Exercise details:
Line for line, return the data exactly, omitting all pictures.

-------- Records for this exercise

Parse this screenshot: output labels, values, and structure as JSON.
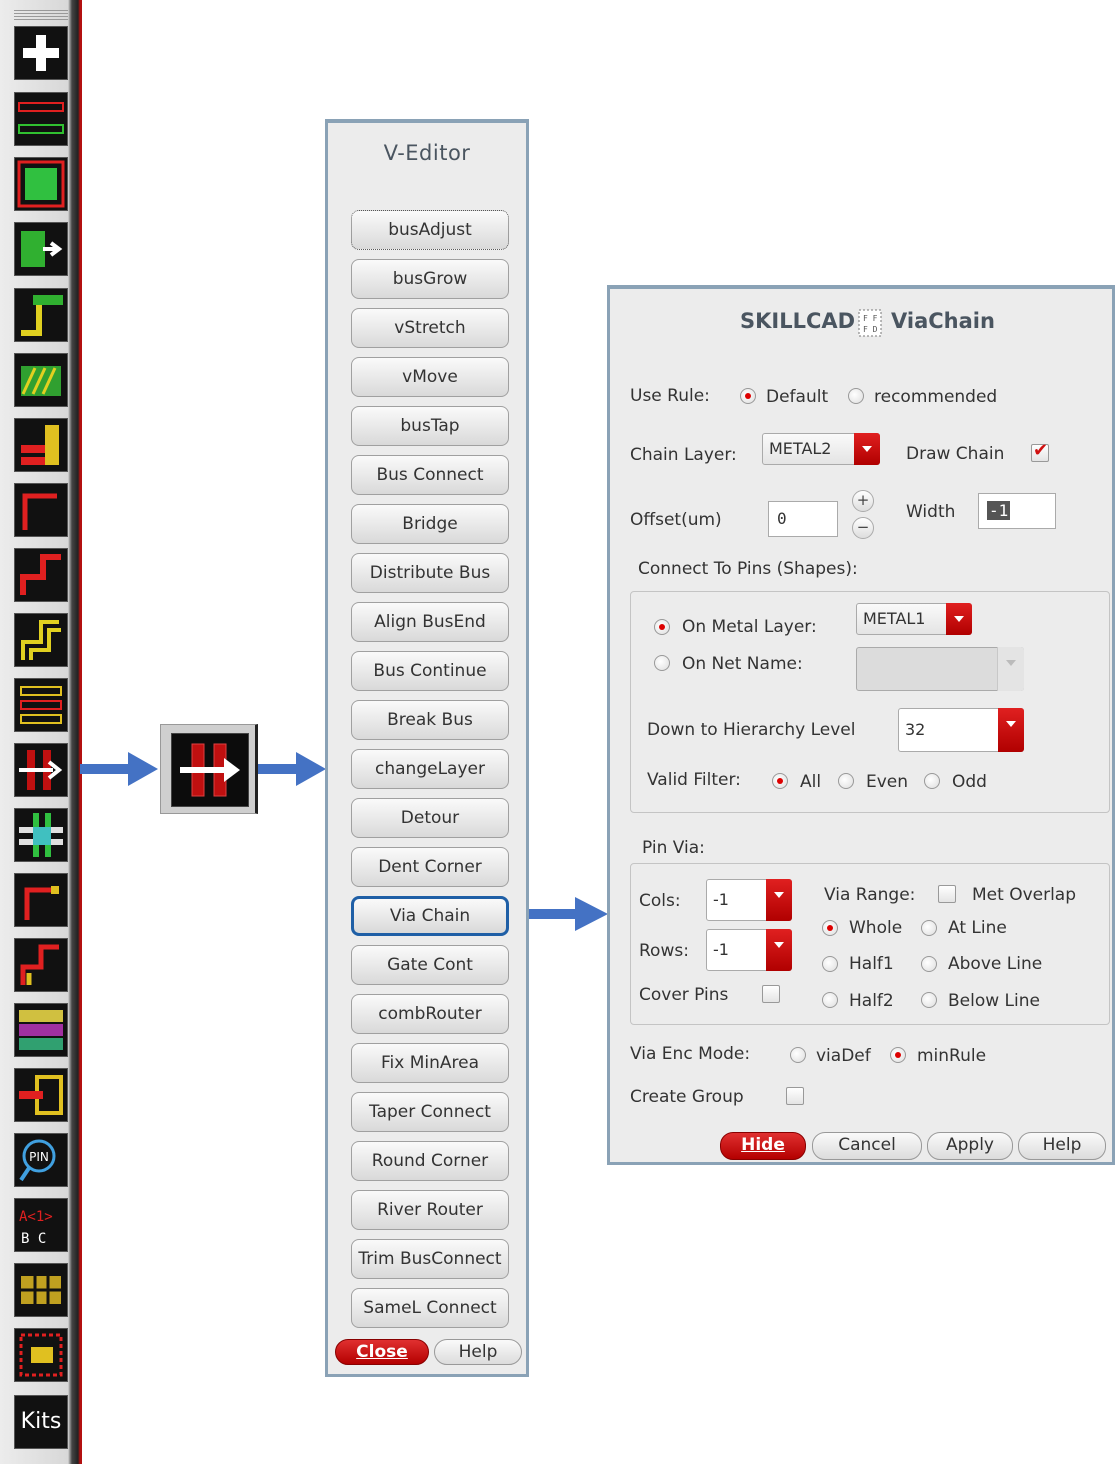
{
  "toolbar": {
    "icons": [
      "add-icon",
      "bus-lines-icon",
      "green-fill-icon",
      "bus-move-icon",
      "route-step-icon",
      "hatched-shape-icon",
      "bus-stack-icon",
      "route-corner-icon",
      "route-jog-icon",
      "multi-route-icon",
      "bus-break-icon",
      "via-chain-icon",
      "cross-connect-icon",
      "route-corner-small-icon",
      "route-jog-small-icon",
      "pattern-fill-icon",
      "bus-tap-icon",
      "pin-search-icon",
      "bus-label-icon",
      "grid-pattern-icon",
      "array-pattern-icon"
    ],
    "kits_label": "Kits"
  },
  "veditor": {
    "title": "V-Editor",
    "buttons": [
      "busAdjust",
      "busGrow",
      "vStretch",
      "vMove",
      "busTap",
      "Bus Connect",
      "Bridge",
      "Distribute Bus",
      "Align BusEnd",
      "Bus Continue",
      "Break Bus",
      "changeLayer",
      "Detour",
      "Dent Corner",
      "Via Chain",
      "Gate Cont",
      "combRouter",
      "Fix MinArea",
      "Taper Connect",
      "Round Corner",
      "River Router",
      "Trim BusConnect",
      "SameL Connect"
    ],
    "selected": "Via Chain",
    "close_label": "Close",
    "help_label": "Help"
  },
  "viachain": {
    "title_left": "SKILLCAD",
    "title_right": "ViaChain",
    "use_rule_label": "Use Rule:",
    "use_rule_default": "Default",
    "use_rule_recommended": "recommended",
    "chain_layer_label": "Chain Layer:",
    "chain_layer_value": "METAL2",
    "draw_chain_label": "Draw Chain",
    "offset_label": "Offset(um)",
    "offset_value": "0",
    "width_label": "Width",
    "width_value": "-1",
    "connect_label": "Connect To Pins (Shapes):",
    "on_metal_label": "On Metal Layer:",
    "on_metal_value": "METAL1",
    "on_net_label": "On Net Name:",
    "hierarchy_label": "Down to Hierarchy Level",
    "hierarchy_value": "32",
    "valid_filter_label": "Valid Filter:",
    "filter_all": "All",
    "filter_even": "Even",
    "filter_odd": "Odd",
    "pin_via_label": "Pin Via:",
    "cols_label": "Cols:",
    "cols_value": "-1",
    "rows_label": "Rows:",
    "rows_value": "-1",
    "cover_pins_label": "Cover Pins",
    "via_range_label": "Via Range:",
    "met_overlap_label": "Met Overlap",
    "range_whole": "Whole",
    "range_at_line": "At Line",
    "range_half1": "Half1",
    "range_above_line": "Above Line",
    "range_half2": "Half2",
    "range_below_line": "Below Line",
    "via_enc_label": "Via Enc Mode:",
    "enc_viadef": "viaDef",
    "enc_minrule": "minRule",
    "create_group_label": "Create Group",
    "hide_label": "Hide",
    "cancel_label": "Cancel",
    "apply_label": "Apply",
    "help_label": "Help"
  },
  "colors": {
    "accent_red": "#d01010",
    "selection_blue": "#1f5fa6",
    "arrow_blue": "#4472c4"
  }
}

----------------

Answer box:
Parse this screenshot: output labels, values, and structure as JSON.
{
  "toolbar": {
    "icons": [
      "add-icon",
      "bus-lines-icon",
      "green-fill-icon",
      "bus-move-icon",
      "route-step-icon",
      "hatched-shape-icon",
      "bus-stack-icon",
      "route-corner-icon",
      "route-jog-icon",
      "multi-route-icon",
      "bus-break-icon",
      "via-chain-icon",
      "cross-connect-icon",
      "route-corner-small-icon",
      "route-jog-small-icon",
      "pattern-fill-icon",
      "bus-tap-icon",
      "pin-search-icon",
      "bus-label-icon",
      "grid-pattern-icon",
      "array-pattern-icon"
    ],
    "kits_label": "Kits"
  },
  "veditor": {
    "title": "V-Editor",
    "buttons": [
      "busAdjust",
      "busGrow",
      "vStretch",
      "vMove",
      "busTap",
      "Bus Connect",
      "Bridge",
      "Distribute Bus",
      "Align BusEnd",
      "Bus Continue",
      "Break Bus",
      "changeLayer",
      "Detour",
      "Dent Corner",
      "Via Chain",
      "Gate Cont",
      "combRouter",
      "Fix MinArea",
      "Taper Connect",
      "Round Corner",
      "River Router",
      "Trim BusConnect",
      "SameL Connect"
    ],
    "selected": "Via Chain",
    "close_label": "Close",
    "help_label": "Help"
  },
  "viachain": {
    "title_left": "SKILLCAD",
    "title_right": "ViaChain",
    "use_rule_label": "Use Rule:",
    "use_rule_default": "Default",
    "use_rule_recommended": "recommended",
    "chain_layer_label": "Chain Layer:",
    "chain_layer_value": "METAL2",
    "draw_chain_label": "Draw Chain",
    "offset_label": "Offset(um)",
    "offset_value": "0",
    "width_label": "Width",
    "width_value": "-1",
    "connect_label": "Connect To Pins (Shapes):",
    "on_metal_label": "On Metal Layer:",
    "on_metal_value": "METAL1",
    "on_net_label": "On Net Name:",
    "hierarchy_label": "Down to Hierarchy Level",
    "hierarchy_value": "32",
    "valid_filter_label": "Valid Filter:",
    "filter_all": "All",
    "filter_even": "Even",
    "filter_odd": "Odd",
    "pin_via_label": "Pin Via:",
    "cols_label": "Cols:",
    "cols_value": "-1",
    "rows_label": "Rows:",
    "rows_value": "-1",
    "cover_pins_label": "Cover Pins",
    "via_range_label": "Via Range:",
    "met_overlap_label": "Met Overlap",
    "range_whole": "Whole",
    "range_at_line": "At Line",
    "range_half1": "Half1",
    "range_above_line": "Above Line",
    "range_half2": "Half2",
    "range_below_line": "Below Line",
    "via_enc_label": "Via Enc Mode:",
    "enc_viadef": "viaDef",
    "enc_minrule": "minRule",
    "create_group_label": "Create Group",
    "hide_label": "Hide",
    "cancel_label": "Cancel",
    "apply_label": "Apply",
    "help_label": "Help"
  },
  "colors": {
    "accent_red": "#d01010",
    "selection_blue": "#1f5fa6",
    "arrow_blue": "#4472c4"
  }
}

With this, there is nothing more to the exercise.